The term “ubiquitous computing” was coined in 1988 by Mark Weiser, a scientist at the Xerox laboratories in Palo Alto (the birthplace of numerous digital technologies), in an article titled The Computer for the 21st Century. Weiser opens with the observation that “The most profound technologies are those that disappear. They weave themselves into the fabric of everyday life until they are indistinguishable from it.”
Ten years have passed since the dawn of the 21st century, and ubiquitous computing is, at last, slowly becoming a reality.
Lev Manovich wrote about the computerisation of media in The Language of New Media. Yet the process of computerisation applies to the entire world. The number-crunching power of computers affects every part of our lives, transforming different processes and phenomena into streams of computer data. (We have already discussed the influence of digital media on other media and the overall consequences of digitisation). And while the effects of computerisation can be radically different, depending on the particular case in question, this influence is growing increasingly ubiquitous.
We can imagine computerisation as reality being affected by a single, enormous source of power; Alexander Galloway writes that opposing computerisation is like opposing gravity. It is better, however, to think of computerisation as a dispersed force: a contemporary, digital version of the ancient concept of pneuma.
Computerisation is paradoxical in that the key technological agent of our times — as predicted by Weiser — disappears in the very process. On the one hand, computing power is now incorporated into myriad gadgets. On the other, that same power is shifting from personal computers to the “cloud” — a currently fashionable term used to describe the network of servers onto which our applications and data are increasingly being offloaded. We used to keep our e-mails on our own computers; now Gmail stores them for us on the “internet cloud”, distributing them amongst hundreds of servers. Each individual server is a computer just like any other. Networked together in a manner that remains transparent to the end user, they become an abstract yet individualised “computing cloud” that we interact with when we check our messages.

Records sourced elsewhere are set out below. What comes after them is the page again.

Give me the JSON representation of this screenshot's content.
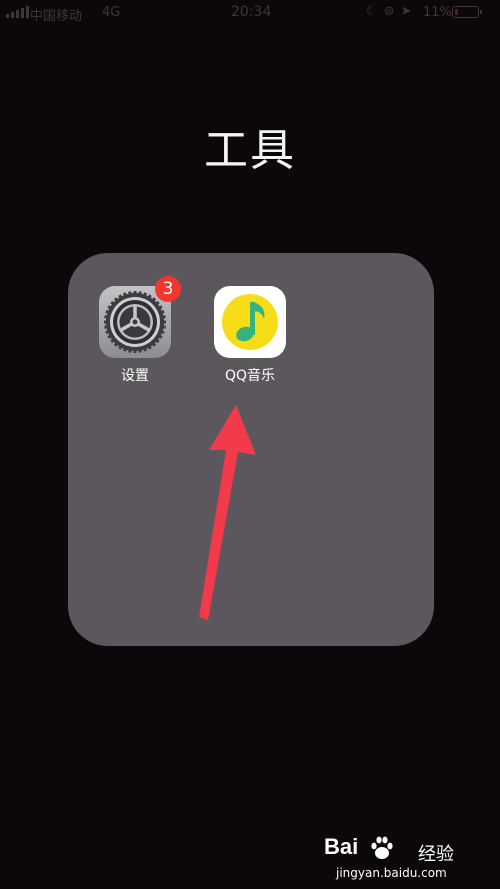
{
  "status_bar": {
    "carrier": "中国移动",
    "network": "4G",
    "time": "20:34",
    "icons": [
      "moon-icon",
      "rotation-lock-icon",
      "location-icon"
    ],
    "battery_percent": "11%",
    "battery_level": 0.11
  },
  "folder": {
    "title": "工具",
    "apps": [
      {
        "name": "设置",
        "icon": "settings-gear-icon",
        "badge": "3"
      },
      {
        "name": "QQ音乐",
        "icon": "qq-music-note-icon"
      }
    ]
  },
  "annotation": {
    "arrow_color": "#f23a4a",
    "points_to": "QQ音乐"
  },
  "watermark": {
    "brand": "Bai",
    "service": "经验",
    "url": "jingyan.baidu.com"
  },
  "colors": {
    "background": "#0b070a",
    "folder": "#5b575c",
    "badge": "#f1372e",
    "qq_yellow": "#f7dd17",
    "qq_green": "#35b27d"
  }
}
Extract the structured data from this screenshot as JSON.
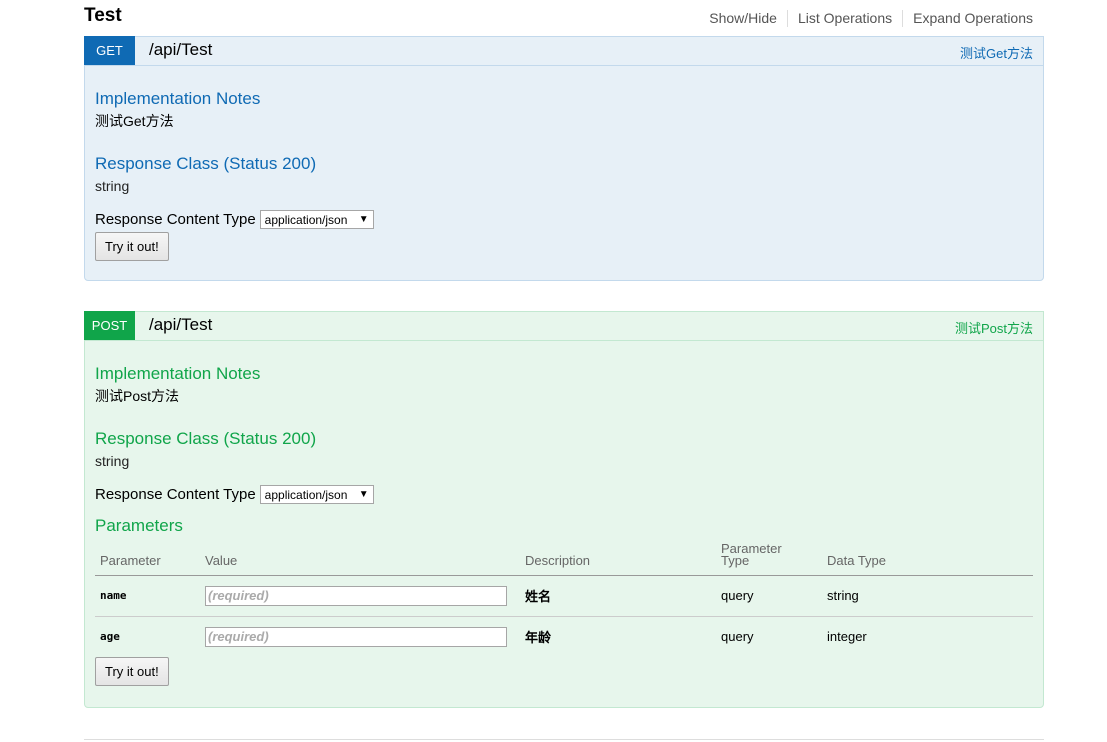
{
  "resource": {
    "title": "Test",
    "links": [
      "Show/Hide",
      "List Operations",
      "Expand Operations"
    ]
  },
  "get_op": {
    "method": "GET",
    "path": "/api/Test",
    "summary": "测试Get方法",
    "impl_notes_title": "Implementation Notes",
    "impl_notes": "测试Get方法",
    "response_class_title": "Response Class (Status 200)",
    "response_class": "string",
    "content_type_label": "Response Content Type",
    "content_type_value": "application/json",
    "try_button": "Try it out!"
  },
  "post_op": {
    "method": "POST",
    "path": "/api/Test",
    "summary": "测试Post方法",
    "impl_notes_title": "Implementation Notes",
    "impl_notes": "测试Post方法",
    "response_class_title": "Response Class (Status 200)",
    "response_class": "string",
    "content_type_label": "Response Content Type",
    "content_type_value": "application/json",
    "params_title": "Parameters",
    "params_headers": {
      "parameter": "Parameter",
      "value": "Value",
      "description": "Description",
      "param_type_line1": "Parameter",
      "param_type_line2": "Type",
      "data_type": "Data Type"
    },
    "params": [
      {
        "name": "name",
        "placeholder": "(required)",
        "description": "姓名",
        "param_type": "query",
        "data_type": "string"
      },
      {
        "name": "age",
        "placeholder": "(required)",
        "description": "年龄",
        "param_type": "query",
        "data_type": "integer"
      }
    ],
    "try_button": "Try it out!"
  },
  "colors": {
    "get_accent": "#0f6ab4",
    "get_bg": "#e7f0f7",
    "post_accent": "#10a54a",
    "post_bg": "#e7f6ec"
  }
}
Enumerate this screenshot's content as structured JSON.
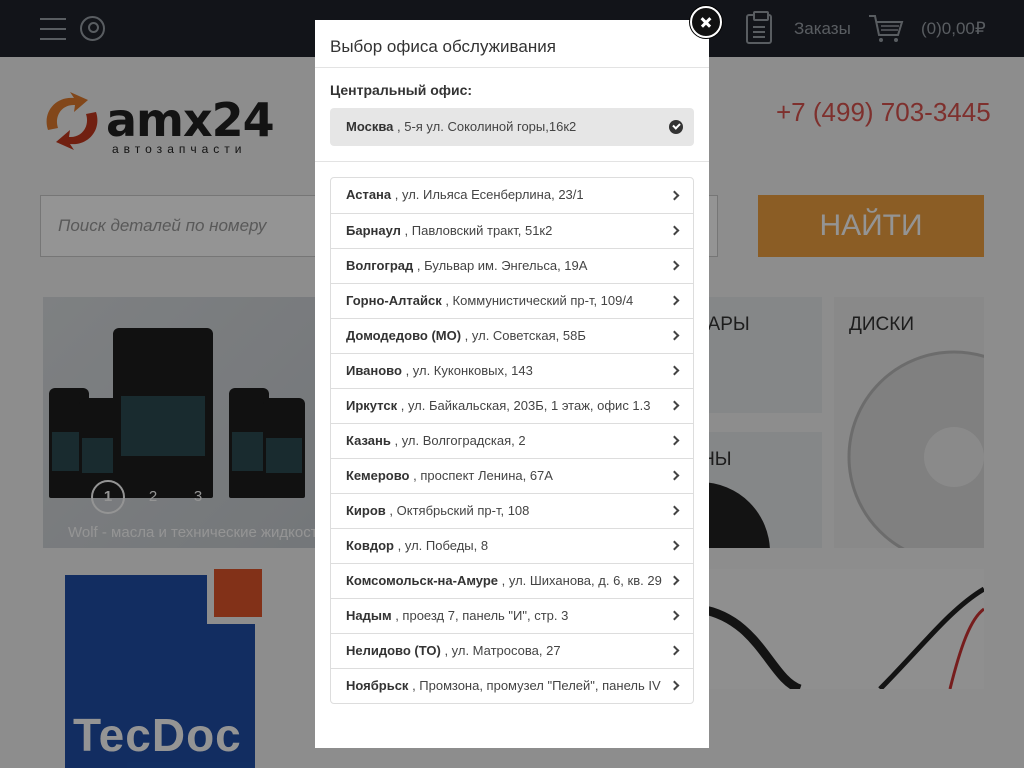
{
  "header": {
    "orders_label": "Заказы",
    "cart_total": "(0)0,00₽"
  },
  "logo": {
    "brand": "amx24",
    "tagline": "автозапчасти"
  },
  "phone": "+7 (499) 703-3445",
  "search": {
    "placeholder": "Поиск деталей по номеру",
    "button_label": "НАЙТИ"
  },
  "banner": {
    "caption": "Wolf - масла и технические жидкости",
    "slides": [
      "1",
      "2",
      "3"
    ],
    "active_slide": "1"
  },
  "tiles": {
    "accessories": "АКСЕССУАРЫ",
    "tires": "ШИНЫ",
    "disks": "ДИСКИ"
  },
  "tecdoc_label": "TecDoc",
  "modal": {
    "title": "Выбор офиса обслуживания",
    "central_label": "Центральный офис:",
    "central_office": {
      "city": "Москва",
      "address": " , 5-я ул. Соколиной горы,16к2"
    },
    "offices": [
      {
        "city": "Астана",
        "address": " , ул. Ильяса Есенберлина, 23/1"
      },
      {
        "city": "Барнаул",
        "address": " , Павловский тракт, 51к2"
      },
      {
        "city": "Волгоград",
        "address": " , Бульвар им. Энгельса, 19А"
      },
      {
        "city": "Горно-Алтайск",
        "address": " , Коммунистический пр-т, 109/4"
      },
      {
        "city": "Домодедово (МО)",
        "address": " , ул. Советская, 58Б"
      },
      {
        "city": "Иваново",
        "address": " , ул. Куконковых, 143"
      },
      {
        "city": "Иркутск",
        "address": " , ул. Байкальская, 203Б, 1 этаж, офис 1.3"
      },
      {
        "city": "Казань",
        "address": " , ул. Волгоградская, 2"
      },
      {
        "city": "Кемерово",
        "address": " , проспект Ленина, 67А"
      },
      {
        "city": "Киров",
        "address": " , Октябрьский пр-т, 108"
      },
      {
        "city": "Ковдор",
        "address": " , ул. Победы, 8"
      },
      {
        "city": "Комсомольск-на-Амуре",
        "address": " , ул. Шиханова, д. 6, кв. 29"
      },
      {
        "city": "Надым",
        "address": " , проезд 7, панель \"И\", стр. 3"
      },
      {
        "city": "Нелидово (ТО)",
        "address": " , ул. Матросова, 27"
      },
      {
        "city": "Ноябрьск",
        "address": " , Промзона, промузел \"Пелей\", панель IV"
      }
    ]
  }
}
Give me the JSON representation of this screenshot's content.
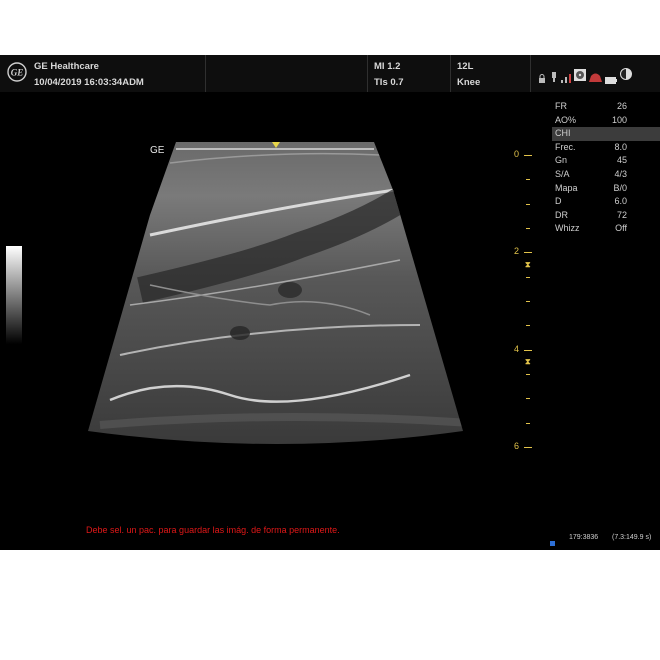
{
  "header": {
    "manufacturer": "GE Healthcare",
    "datetime": "10/04/2019 16:03:34ADM",
    "mi": "MI 1.2",
    "tis": "TIs 0.7",
    "probe": "12L",
    "preset": "Knee",
    "status_icons": [
      "lock-icon",
      "probe-icon",
      "network-icon",
      "dvd-icon",
      "printer-icon",
      "battery-icon",
      "contrast-icon"
    ]
  },
  "params": [
    {
      "label": "FR",
      "value": "26"
    },
    {
      "label": "AO%",
      "value": "100"
    },
    {
      "label": "CHI",
      "value": ""
    },
    {
      "label": "Frec.",
      "value": "8.0"
    },
    {
      "label": "Gn",
      "value": "45"
    },
    {
      "label": "S/A",
      "value": "4/3"
    },
    {
      "label": "Mapa",
      "value": "B/0"
    },
    {
      "label": "D",
      "value": "6.0"
    },
    {
      "label": "DR",
      "value": "72"
    },
    {
      "label": "Whizz",
      "value": "Off"
    }
  ],
  "image": {
    "orientation_marker": "GE"
  },
  "depth_scale": {
    "labels": [
      "0",
      "2",
      "4",
      "6"
    ],
    "unit_max_cm": 6,
    "focal_zones_cm": [
      2.25,
      4.25
    ]
  },
  "status": {
    "warning": "Debe sel. un pac. para guardar las imág. de forma permanente.",
    "cine_frame": "179:3836",
    "cine_time": "(7.3:149.9 s)"
  },
  "colors": {
    "screen_bg": "#000000",
    "header_bg": "#0e0e0e",
    "scale_yellow": "#e2c34a",
    "warning_red": "#e01818",
    "cine_blue": "#2d6fd6",
    "highlight_row": "#3c3c3c"
  }
}
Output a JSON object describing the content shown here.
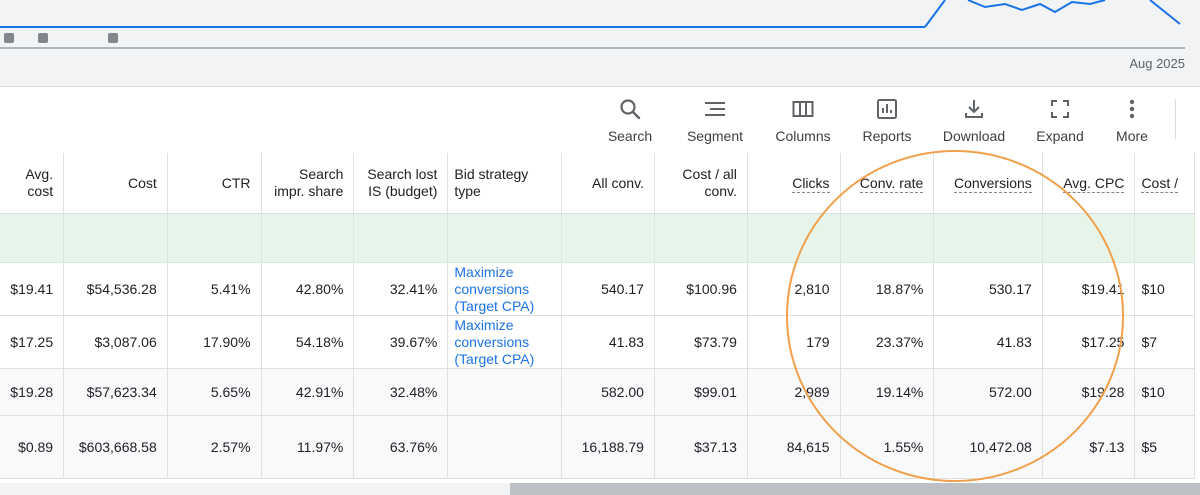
{
  "chart": {
    "period_label": "Aug 2025",
    "line_color": "#1a73e8"
  },
  "toolbar": {
    "items": [
      {
        "label": "Search",
        "icon": "search-icon"
      },
      {
        "label": "Segment",
        "icon": "segment-icon"
      },
      {
        "label": "Columns",
        "icon": "columns-icon"
      },
      {
        "label": "Reports",
        "icon": "reports-icon"
      },
      {
        "label": "Download",
        "icon": "download-icon"
      },
      {
        "label": "Expand",
        "icon": "expand-icon"
      },
      {
        "label": "More",
        "icon": "more-vert-icon"
      }
    ]
  },
  "table": {
    "headers": {
      "avg_cost": "Avg. cost",
      "cost": "Cost",
      "ctr": "CTR",
      "search_impr_share_1": "Search",
      "search_impr_share_2": "impr. share",
      "search_lost_1": "Search lost",
      "search_lost_2": "IS (budget)",
      "bid_strategy_1": "Bid strategy",
      "bid_strategy_2": "type",
      "all_conv": "All conv.",
      "cost_all_conv_1": "Cost / all",
      "cost_all_conv_2": "conv.",
      "clicks": "Clicks",
      "conv_rate": "Conv. rate",
      "conversions": "Conversions",
      "avg_cpc": "Avg. CPC",
      "cost_per": "Cost / "
    },
    "rows": [
      {
        "avg_cost": "$19.41",
        "cost": "$54,536.28",
        "ctr": "5.41%",
        "impr_share": "42.80%",
        "lost_is": "32.41%",
        "bid_1": "Maximize",
        "bid_2": "conversions",
        "bid_3": "(Target CPA)",
        "all_conv": "540.17",
        "cost_all_conv": "$100.96",
        "clicks": "2,810",
        "conv_rate": "18.87%",
        "conversions": "530.17",
        "avg_cpc": "$19.41",
        "cost_per": "$10"
      },
      {
        "avg_cost": "$17.25",
        "cost": "$3,087.06",
        "ctr": "17.90%",
        "impr_share": "54.18%",
        "lost_is": "39.67%",
        "bid_1": "Maximize",
        "bid_2": "conversions",
        "bid_3": "(Target CPA)",
        "all_conv": "41.83",
        "cost_all_conv": "$73.79",
        "clicks": "179",
        "conv_rate": "23.37%",
        "conversions": "41.83",
        "avg_cpc": "$17.25",
        "cost_per": "$7"
      },
      {
        "avg_cost": "$19.28",
        "cost": "$57,623.34",
        "ctr": "5.65%",
        "impr_share": "42.91%",
        "lost_is": "32.48%",
        "all_conv": "582.00",
        "cost_all_conv": "$99.01",
        "clicks": "2,989",
        "conv_rate": "19.14%",
        "conversions": "572.00",
        "avg_cpc": "$19.28",
        "cost_per": "$10"
      },
      {
        "avg_cost": "$0.89",
        "cost": "$603,668.58",
        "ctr": "2.57%",
        "impr_share": "11.97%",
        "lost_is": "63.76%",
        "all_conv": "16,188.79",
        "cost_all_conv": "$37.13",
        "clicks": "84,615",
        "conv_rate": "1.55%",
        "conversions": "10,472.08",
        "avg_cpc": "$7.13",
        "cost_per": "$5"
      }
    ]
  },
  "annotation": {
    "color": "#f0a04b"
  }
}
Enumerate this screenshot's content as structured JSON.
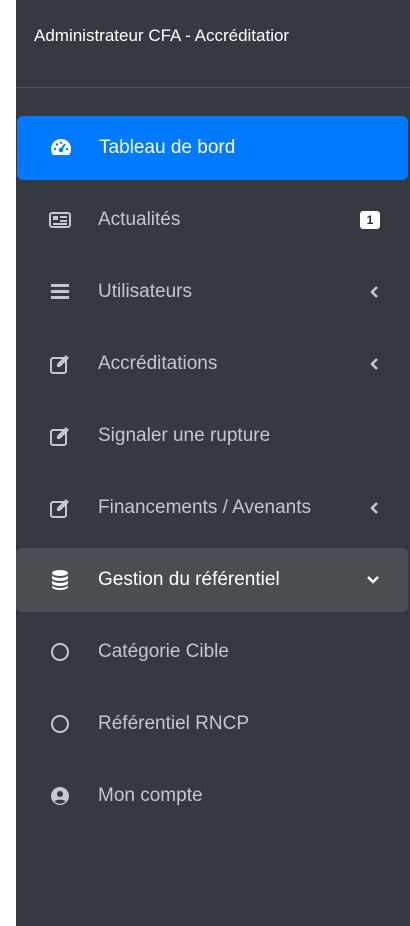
{
  "brand": {
    "title": "Administrateur CFA - Accréditatior"
  },
  "nav": {
    "items": [
      {
        "label": "Tableau de bord",
        "icon": "dashboard-gauge-icon"
      },
      {
        "label": "Actualités",
        "icon": "newspaper-icon",
        "badge": "1"
      },
      {
        "label": "Utilisateurs",
        "icon": "list-icon",
        "chevron": "left"
      },
      {
        "label": "Accréditations",
        "icon": "edit-icon",
        "chevron": "left"
      },
      {
        "label": "Signaler une rupture",
        "icon": "edit-icon"
      },
      {
        "label": "Financements / Avenants",
        "icon": "edit-icon",
        "chevron": "left"
      },
      {
        "label": "Gestion du référentiel",
        "icon": "database-icon",
        "chevron": "down"
      },
      {
        "label": "Catégorie Cible",
        "icon": "circle-outline-icon"
      },
      {
        "label": "Référentiel RNCP",
        "icon": "circle-outline-icon"
      },
      {
        "label": "Mon compte",
        "icon": "user-circle-icon"
      }
    ]
  },
  "colors": {
    "sidebar_bg": "#343a40",
    "active_bg": "#007bff",
    "open_bg": "#494e53",
    "text": "#c2c7d0",
    "text_active": "#ffffff"
  }
}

At the same time, the computer’s functions are becoming increasingly blurred, quickly making the very word computer — a machine that processes numerical data — a complete misnomer. We’ve already written about the remediating role of computers, a quality that inspired Alan Kay, creator of the first personal computer, to describe them as “metamedia”. Bruce Sterling, a writer and design theoretician who is likely an entire century ahead of his time, takes this claim one step further, stating that the computer is best explained as “something completely new”. In his book Shaping Things, Sterling describes computers as digital gizmos, “highly unstable, user-alterable, baroquely multifeatured objects, commonly programmable and generally of a brief life-span”.
According to Sterling, gizmos are exceptional among other objects in that they can communicate with each other when they are plugged into a network. But this state of affairs is about to change, if we are to believe the vision known as the “internet of things”, a refreshed take on the two decades-old idea of ubiquitous computing. The concept of an “internet of things” predicts that even the most mundane objects will contain computer processors. This will enable these objects to collect and transmit data as well as communicate with the computerized “internet of things”.
The “internet of things”, in its nascent form, is already being implemented: the European Commission has already taken the first steps towards regulating it. Logistics providers attach digital ID tags to packages, enabling their precise tracking and management. It is difficult to understand the changes that the computerization of physical objects will bring ahead of time. We can, however, assume that the phenomena that are characteristic of 2.0 culture will soon apply to more than just symbolic content and isolated “virtual reality”.
The latter term, likely the main techno-fantasy of the 1990s, shows just how wrong we were to imagine cyberspace as an area that would be completely separate from reality. Ubiquitous computing seems to have done away with that vision once and for all, offering an augmented — rather than virtual — space that fuses the physical and digital worlds. These spaces have always been intertwined: the history of media is largely the history of cities, and urban streets have always been channels through which data flowed (originally in the form of money, then electricity and radio waves, and finally fiber-optics and wifi). The difference is that we now carry in our pockets devices that can see and understand parts of “traffic” that remain outside the reach of our own perception. The growth of geolocation technology has made some data accessible only from the right place in space (we mentioned this in the previous installment, when we talked about Yellow Arrows and QR codes posted in urban spaces; other examples include applications like BionicEye).
Perhaps sci-fi films aren’t the best metaphor for the world of computer networks: in Disney cartoons, everyday objects conduct animated discussions with each other. The internet has become widely-available, even commonplace. Its ubiquity is not just convenient, it’s taken for granted and treated like just another utility, alongside water and electricity. We use the internet without giving it a second thought, and it isn’t until our connection goes down that we realise just how deeply ingrained the service is in our lives. Trips to remote places outside the range of communications networks and ubiquitous computing are now treated as tempting adventures, not unlike stays at agro-tourism destinations, where water needs to be fetched from the well. But what if the well turns out to be a computer?
translated by Arthur Barys